So I asked Rob how big he thinks this fish is. ‘Yeah, it’s big’ – is as much as I can get out of him. I hope you get her soon mate!

Canal carp
Rob’s big canal carp

London river adventures

I had a few spare hours after working in central London towards the end of last week, so naturally I decided to go fishing.

I’d travelled in with my trusty travel rod and a little bag with the bare essentials. I was accompanied by a friend to the wonderful little urban river we’d elected to try. Our plan was to try trotting in search of silver fish and then to perhaps try fishing a bigger bait at dusk in search of a barbel or chub.

The weather was overcast and very mild, but occasionally a cooling breeze provided welcome relief from the humid conditions.

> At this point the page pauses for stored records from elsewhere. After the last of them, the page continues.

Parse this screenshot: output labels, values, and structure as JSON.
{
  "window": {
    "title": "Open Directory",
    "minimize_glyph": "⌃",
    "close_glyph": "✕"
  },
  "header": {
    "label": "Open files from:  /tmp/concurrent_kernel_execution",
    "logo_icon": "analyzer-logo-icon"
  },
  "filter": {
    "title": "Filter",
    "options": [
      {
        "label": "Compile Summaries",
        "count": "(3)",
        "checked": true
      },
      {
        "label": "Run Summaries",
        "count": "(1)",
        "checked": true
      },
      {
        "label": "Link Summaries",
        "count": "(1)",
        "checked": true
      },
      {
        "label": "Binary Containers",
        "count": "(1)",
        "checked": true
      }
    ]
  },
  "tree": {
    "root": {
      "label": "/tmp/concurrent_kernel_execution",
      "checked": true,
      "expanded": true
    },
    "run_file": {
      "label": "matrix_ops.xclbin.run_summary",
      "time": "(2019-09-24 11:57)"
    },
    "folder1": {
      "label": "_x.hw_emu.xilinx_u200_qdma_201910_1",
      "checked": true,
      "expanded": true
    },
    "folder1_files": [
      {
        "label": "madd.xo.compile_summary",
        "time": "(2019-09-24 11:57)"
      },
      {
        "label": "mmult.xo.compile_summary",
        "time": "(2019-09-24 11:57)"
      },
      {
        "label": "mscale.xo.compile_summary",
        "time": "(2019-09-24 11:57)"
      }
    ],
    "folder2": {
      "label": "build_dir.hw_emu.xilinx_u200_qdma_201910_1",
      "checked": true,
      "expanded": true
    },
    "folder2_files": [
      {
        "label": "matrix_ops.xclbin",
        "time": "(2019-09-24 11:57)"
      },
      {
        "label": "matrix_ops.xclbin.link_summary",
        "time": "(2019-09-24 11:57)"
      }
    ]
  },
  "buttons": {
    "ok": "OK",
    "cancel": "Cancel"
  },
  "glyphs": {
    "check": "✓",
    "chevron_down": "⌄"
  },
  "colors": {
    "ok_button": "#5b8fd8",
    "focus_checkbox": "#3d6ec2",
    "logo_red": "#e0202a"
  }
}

After working in a hot office all day escaping to the river for my first session of the new season was just what the doctor ordered.

It was also my first trip to this fascinating waterway – a venue that’s had its fair share of issues with pollution over the years. Yet it seems to have bounced back again and offers some interesting and varied fishing for local anglers.

Urban river
Urban river

I must admit I was simply enjoying walking along the course of the river using my polarising glasses to find likely looking spots and finding signs of aquatic life and it was well over an hour before we actually settled down to fish.

Feeding maggots into a lovely looking deeper run soon had little fish darting around in an effort to get to the grubs. It was magic watching them and soon my friend landed the first – a little chublet. He soon added a dace, a roach and some other chublets and I was itching to have a go. I did, and landed a chublet as well, a lovely little fish that darted around the river determinedly.

My first fish of the season, a little chub
My first fish of the season, a little chub

It was already becoming gloomier when I decided to go for a wander with my rod, net and a bag of bits and bait.

Despite trying some really nice looking areas, nothing took a fancy to my link ledgered spam. I almost walked straight past a swim that looked a little too shallow at first, but with some cover at the end of the run it looked like it was at least worth a cast into.

Despite giving it half an hour or so, nothing materialised. My friend had joined me by then and just as we were debating whether to make a move I noticed a long fish roll just off the faster water – barbel!

I repositioned the spam at the top of the run. It was probably five minutes before the rod top began to nod and a fairly gentle pull was met with a strike and – fish on! It was a classic, feisty battle and the barbel gave a good account in the flow. I was able to play the fish quite hard though and we soon had it in the net.

The barbel was bang on 6lbs and in good shape after spawning. It took a while to nurse the fish in the water after an energy sapping scrap but its strength returned and it was soon powering off back into its urban home. It capped what had been a memorable first session of the season.

A lovely barbel of 6lbs that took a chunk of spam at dusk
A lovely barbel of 6lbs that took a chunk of spam at dusk